> [Data for the task]:

[Start of section]

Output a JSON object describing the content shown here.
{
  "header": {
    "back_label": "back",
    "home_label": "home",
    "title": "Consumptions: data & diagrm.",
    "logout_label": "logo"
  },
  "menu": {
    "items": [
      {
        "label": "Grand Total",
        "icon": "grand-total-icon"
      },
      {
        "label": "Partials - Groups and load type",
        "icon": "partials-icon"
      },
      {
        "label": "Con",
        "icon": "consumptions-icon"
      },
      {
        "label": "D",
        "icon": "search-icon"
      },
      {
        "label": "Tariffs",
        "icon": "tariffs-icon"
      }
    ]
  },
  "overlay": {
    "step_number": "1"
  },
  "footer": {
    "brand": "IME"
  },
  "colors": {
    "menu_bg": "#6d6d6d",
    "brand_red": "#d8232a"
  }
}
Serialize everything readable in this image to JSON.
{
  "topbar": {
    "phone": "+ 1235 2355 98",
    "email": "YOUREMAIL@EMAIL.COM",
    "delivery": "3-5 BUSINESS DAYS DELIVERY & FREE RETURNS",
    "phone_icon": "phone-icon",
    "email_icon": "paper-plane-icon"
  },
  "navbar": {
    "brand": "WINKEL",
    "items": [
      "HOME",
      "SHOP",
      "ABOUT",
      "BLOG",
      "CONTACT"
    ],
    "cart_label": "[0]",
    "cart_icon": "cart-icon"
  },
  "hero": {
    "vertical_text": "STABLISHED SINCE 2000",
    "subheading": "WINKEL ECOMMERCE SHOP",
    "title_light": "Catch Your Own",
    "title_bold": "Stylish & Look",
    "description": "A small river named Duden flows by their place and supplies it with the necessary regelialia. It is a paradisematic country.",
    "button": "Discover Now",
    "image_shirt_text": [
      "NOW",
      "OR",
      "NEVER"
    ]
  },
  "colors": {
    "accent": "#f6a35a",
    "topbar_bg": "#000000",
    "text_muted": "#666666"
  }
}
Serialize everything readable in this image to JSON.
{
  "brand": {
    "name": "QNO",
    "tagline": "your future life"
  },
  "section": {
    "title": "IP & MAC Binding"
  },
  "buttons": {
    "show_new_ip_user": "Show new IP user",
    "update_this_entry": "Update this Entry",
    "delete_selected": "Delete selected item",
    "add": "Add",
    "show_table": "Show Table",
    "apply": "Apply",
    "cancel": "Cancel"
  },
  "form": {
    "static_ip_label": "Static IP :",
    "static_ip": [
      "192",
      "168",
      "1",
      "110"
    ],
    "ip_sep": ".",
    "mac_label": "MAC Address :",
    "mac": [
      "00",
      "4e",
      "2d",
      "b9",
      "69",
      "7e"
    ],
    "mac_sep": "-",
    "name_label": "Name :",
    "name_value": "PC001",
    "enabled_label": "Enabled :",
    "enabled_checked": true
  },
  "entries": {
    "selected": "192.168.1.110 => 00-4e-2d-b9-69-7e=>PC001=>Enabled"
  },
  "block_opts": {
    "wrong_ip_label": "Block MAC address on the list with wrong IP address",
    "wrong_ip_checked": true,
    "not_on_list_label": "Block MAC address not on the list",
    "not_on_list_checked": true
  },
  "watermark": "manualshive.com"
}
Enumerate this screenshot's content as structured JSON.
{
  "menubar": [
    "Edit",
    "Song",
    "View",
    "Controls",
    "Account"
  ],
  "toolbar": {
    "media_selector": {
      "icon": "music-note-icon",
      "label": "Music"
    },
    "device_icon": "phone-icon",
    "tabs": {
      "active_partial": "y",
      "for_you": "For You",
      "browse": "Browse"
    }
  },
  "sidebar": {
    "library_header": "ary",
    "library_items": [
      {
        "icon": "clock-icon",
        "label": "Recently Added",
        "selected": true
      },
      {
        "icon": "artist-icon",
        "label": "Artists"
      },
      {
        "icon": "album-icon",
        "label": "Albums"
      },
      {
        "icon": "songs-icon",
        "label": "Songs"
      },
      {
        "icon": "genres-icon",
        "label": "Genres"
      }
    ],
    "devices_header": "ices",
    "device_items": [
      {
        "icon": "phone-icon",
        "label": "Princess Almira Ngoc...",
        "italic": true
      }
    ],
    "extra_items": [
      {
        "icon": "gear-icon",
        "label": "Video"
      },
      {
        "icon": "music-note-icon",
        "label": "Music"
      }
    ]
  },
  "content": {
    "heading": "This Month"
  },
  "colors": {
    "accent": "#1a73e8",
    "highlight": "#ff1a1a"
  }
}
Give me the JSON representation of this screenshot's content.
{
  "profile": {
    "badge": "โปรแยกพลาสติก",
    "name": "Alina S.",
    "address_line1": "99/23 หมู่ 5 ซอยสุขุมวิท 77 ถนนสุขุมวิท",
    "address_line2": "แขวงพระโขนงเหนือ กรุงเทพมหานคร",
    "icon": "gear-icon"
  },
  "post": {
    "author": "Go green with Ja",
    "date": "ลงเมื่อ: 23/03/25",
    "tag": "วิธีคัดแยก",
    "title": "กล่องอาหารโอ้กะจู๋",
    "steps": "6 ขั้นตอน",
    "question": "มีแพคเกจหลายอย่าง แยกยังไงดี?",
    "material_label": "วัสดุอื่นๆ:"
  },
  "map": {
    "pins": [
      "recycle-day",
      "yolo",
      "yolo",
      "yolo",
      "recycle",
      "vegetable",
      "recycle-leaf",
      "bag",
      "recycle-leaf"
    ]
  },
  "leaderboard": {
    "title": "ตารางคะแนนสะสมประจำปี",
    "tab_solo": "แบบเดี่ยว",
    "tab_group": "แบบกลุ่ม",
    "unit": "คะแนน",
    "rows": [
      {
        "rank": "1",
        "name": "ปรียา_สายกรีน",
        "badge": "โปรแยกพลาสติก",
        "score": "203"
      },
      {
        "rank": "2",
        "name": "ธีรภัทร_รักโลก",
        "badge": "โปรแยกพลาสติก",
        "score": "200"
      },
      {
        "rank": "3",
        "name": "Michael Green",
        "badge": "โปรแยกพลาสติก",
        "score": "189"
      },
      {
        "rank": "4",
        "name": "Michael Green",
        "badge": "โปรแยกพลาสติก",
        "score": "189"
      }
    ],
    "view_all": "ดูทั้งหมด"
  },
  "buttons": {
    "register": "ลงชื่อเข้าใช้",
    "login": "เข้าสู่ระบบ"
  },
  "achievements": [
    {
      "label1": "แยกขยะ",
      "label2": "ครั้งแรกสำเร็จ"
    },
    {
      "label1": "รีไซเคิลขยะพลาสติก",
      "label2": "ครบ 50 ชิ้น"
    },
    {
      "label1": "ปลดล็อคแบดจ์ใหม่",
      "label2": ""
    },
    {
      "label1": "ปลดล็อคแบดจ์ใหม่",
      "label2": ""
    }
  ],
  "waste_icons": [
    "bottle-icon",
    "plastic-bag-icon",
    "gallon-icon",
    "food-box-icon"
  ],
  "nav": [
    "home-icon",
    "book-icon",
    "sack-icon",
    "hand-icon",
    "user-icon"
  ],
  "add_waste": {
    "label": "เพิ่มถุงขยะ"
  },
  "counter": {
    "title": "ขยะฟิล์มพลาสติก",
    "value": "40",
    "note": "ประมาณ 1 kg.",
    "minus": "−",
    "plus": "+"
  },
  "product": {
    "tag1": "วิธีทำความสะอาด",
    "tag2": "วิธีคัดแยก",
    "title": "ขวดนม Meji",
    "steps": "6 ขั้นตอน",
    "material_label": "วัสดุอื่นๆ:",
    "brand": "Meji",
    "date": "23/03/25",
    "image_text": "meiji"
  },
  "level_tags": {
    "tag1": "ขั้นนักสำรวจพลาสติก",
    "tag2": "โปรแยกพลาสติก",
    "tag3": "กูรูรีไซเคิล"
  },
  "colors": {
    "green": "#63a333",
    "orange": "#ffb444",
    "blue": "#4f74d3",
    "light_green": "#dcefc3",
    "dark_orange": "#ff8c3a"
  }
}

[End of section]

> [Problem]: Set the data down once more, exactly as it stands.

> [Exercise solution]:
Output a JSON object describing the content shown here.
{
  "header": {
    "back_label": "back",
    "home_label": "home",
    "title": "Consumptions: data & diagrm.",
    "logout_label": "logo"
  },
  "menu": {
    "items": [
      {
        "label": "Grand Total",
        "icon": "grand-total-icon"
      },
      {
        "label": "Partials - Groups and load type",
        "icon": "partials-icon"
      },
      {
        "label": "Con",
        "icon": "consumptions-icon"
      },
      {
        "label": "D",
        "icon": "search-icon"
      },
      {
        "label": "Tariffs",
        "icon": "tariffs-icon"
      }
    ]
  },
  "overlay": {
    "step_number": "1"
  },
  "footer": {
    "brand": "IME"
  },
  "colors": {
    "menu_bg": "#6d6d6d",
    "brand_red": "#d8232a"
  }
}
Serialize everything readable in this image to JSON.
{
  "topbar": {
    "phone": "+ 1235 2355 98",
    "email": "YOUREMAIL@EMAIL.COM",
    "delivery": "3-5 BUSINESS DAYS DELIVERY & FREE RETURNS",
    "phone_icon": "phone-icon",
    "email_icon": "paper-plane-icon"
  },
  "navbar": {
    "brand": "WINKEL",
    "items": [
      "HOME",
      "SHOP",
      "ABOUT",
      "BLOG",
      "CONTACT"
    ],
    "cart_label": "[0]",
    "cart_icon": "cart-icon"
  },
  "hero": {
    "vertical_text": "STABLISHED SINCE 2000",
    "subheading": "WINKEL ECOMMERCE SHOP",
    "title_light": "Catch Your Own",
    "title_bold": "Stylish & Look",
    "description": "A small river named Duden flows by their place and supplies it with the necessary regelialia. It is a paradisematic country.",
    "button": "Discover Now",
    "image_shirt_text": [
      "NOW",
      "OR",
      "NEVER"
    ]
  },
  "colors": {
    "accent": "#f6a35a",
    "topbar_bg": "#000000",
    "text_muted": "#666666"
  }
}
Serialize everything readable in this image to JSON.
{
  "brand": {
    "name": "QNO",
    "tagline": "your future life"
  },
  "section": {
    "title": "IP & MAC Binding"
  },
  "buttons": {
    "show_new_ip_user": "Show new IP user",
    "update_this_entry": "Update this Entry",
    "delete_selected": "Delete selected item",
    "add": "Add",
    "show_table": "Show Table",
    "apply": "Apply",
    "cancel": "Cancel"
  },
  "form": {
    "static_ip_label": "Static IP :",
    "static_ip": [
      "192",
      "168",
      "1",
      "110"
    ],
    "ip_sep": ".",
    "mac_label": "MAC Address :",
    "mac": [
      "00",
      "4e",
      "2d",
      "b9",
      "69",
      "7e"
    ],
    "mac_sep": "-",
    "name_label": "Name :",
    "name_value": "PC001",
    "enabled_label": "Enabled :",
    "enabled_checked": true
  },
  "entries": {
    "selected": "192.168.1.110 => 00-4e-2d-b9-69-7e=>PC001=>Enabled"
  },
  "block_opts": {
    "wrong_ip_label": "Block MAC address on the list with wrong IP address",
    "wrong_ip_checked": true,
    "not_on_list_label": "Block MAC address not on the list",
    "not_on_list_checked": true
  },
  "watermark": "manualshive.com"
}
Enumerate this screenshot's content as structured JSON.
{
  "menubar": [
    "Edit",
    "Song",
    "View",
    "Controls",
    "Account"
  ],
  "toolbar": {
    "media_selector": {
      "icon": "music-note-icon",
      "label": "Music"
    },
    "device_icon": "phone-icon",
    "tabs": {
      "active_partial": "y",
      "for_you": "For You",
      "browse": "Browse"
    }
  },
  "sidebar": {
    "library_header": "ary",
    "library_items": [
      {
        "icon": "clock-icon",
        "label": "Recently Added",
        "selected": true
      },
      {
        "icon": "artist-icon",
        "label": "Artists"
      },
      {
        "icon": "album-icon",
        "label": "Albums"
      },
      {
        "icon": "songs-icon",
        "label": "Songs"
      },
      {
        "icon": "genres-icon",
        "label": "Genres"
      }
    ],
    "devices_header": "ices",
    "device_items": [
      {
        "icon": "phone-icon",
        "label": "Princess Almira Ngoc...",
        "italic": true
      }
    ],
    "extra_items": [
      {
        "icon": "gear-icon",
        "label": "Video"
      },
      {
        "icon": "music-note-icon",
        "label": "Music"
      }
    ]
  },
  "content": {
    "heading": "This Month"
  },
  "colors": {
    "accent": "#1a73e8",
    "highlight": "#ff1a1a"
  }
}
Give me the JSON representation of this screenshot's content.
{
  "profile": {
    "badge": "โปรแยกพลาสติก",
    "name": "Alina S.",
    "address_line1": "99/23 หมู่ 5 ซอยสุขุมวิท 77 ถนนสุขุมวิท",
    "address_line2": "แขวงพระโขนงเหนือ กรุงเทพมหานคร",
    "icon": "gear-icon"
  },
  "post": {
    "author": "Go green with Ja",
    "date": "ลงเมื่อ: 23/03/25",
    "tag": "วิธีคัดแยก",
    "title": "กล่องอาหารโอ้กะจู๋",
    "steps": "6 ขั้นตอน",
    "question": "มีแพคเกจหลายอย่าง แยกยังไงดี?",
    "material_label": "วัสดุอื่นๆ:"
  },
  "map": {
    "pins": [
      "recycle-day",
      "yolo",
      "yolo",
      "yolo",
      "recycle",
      "vegetable",
      "recycle-leaf",
      "bag",
      "recycle-leaf"
    ]
  },
  "leaderboard": {
    "title": "ตารางคะแนนสะสมประจำปี",
    "tab_solo": "แบบเดี่ยว",
    "tab_group": "แบบกลุ่ม",
    "unit": "คะแนน",
    "rows": [
      {
        "rank": "1",
        "name": "ปรียา_สายกรีน",
        "badge": "โปรแยกพลาสติก",
        "score": "203"
      },
      {
        "rank": "2",
        "name": "ธีรภัทร_รักโลก",
        "badge": "โปรแยกพลาสติก",
        "score": "200"
      },
      {
        "rank": "3",
        "name": "Michael Green",
        "badge": "โปรแยกพลาสติก",
        "score": "189"
      },
      {
        "rank": "4",
        "name": "Michael Green",
        "badge": "โปรแยกพลาสติก",
        "score": "189"
      }
    ],
    "view_all": "ดูทั้งหมด"
  },
  "buttons": {
    "register": "ลงชื่อเข้าใช้",
    "login": "เข้าสู่ระบบ"
  },
  "achievements": [
    {
      "label1": "แยกขยะ",
      "label2": "ครั้งแรกสำเร็จ"
    },
    {
      "label1": "รีไซเคิลขยะพลาสติก",
      "label2": "ครบ 50 ชิ้น"
    },
    {
      "label1": "ปลดล็อคแบดจ์ใหม่",
      "label2": ""
    },
    {
      "label1": "ปลดล็อคแบดจ์ใหม่",
      "label2": ""
    }
  ],
  "waste_icons": [
    "bottle-icon",
    "plastic-bag-icon",
    "gallon-icon",
    "food-box-icon"
  ],
  "nav": [
    "home-icon",
    "book-icon",
    "sack-icon",
    "hand-icon",
    "user-icon"
  ],
  "add_waste": {
    "label": "เพิ่มถุงขยะ"
  },
  "counter": {
    "title": "ขยะฟิล์มพลาสติก",
    "value": "40",
    "note": "ประมาณ 1 kg.",
    "minus": "−",
    "plus": "+"
  },
  "product": {
    "tag1": "วิธีทำความสะอาด",
    "tag2": "วิธีคัดแยก",
    "title": "ขวดนม Meji",
    "steps": "6 ขั้นตอน",
    "material_label": "วัสดุอื่นๆ:",
    "brand": "Meji",
    "date": "23/03/25",
    "image_text": "meiji"
  },
  "level_tags": {
    "tag1": "ขั้นนักสำรวจพลาสติก",
    "tag2": "โปรแยกพลาสติก",
    "tag3": "กูรูรีไซเคิล"
  },
  "colors": {
    "green": "#63a333",
    "orange": "#ffb444",
    "blue": "#4f74d3",
    "light_green": "#dcefc3",
    "dark_orange": "#ff8c3a"
  }
}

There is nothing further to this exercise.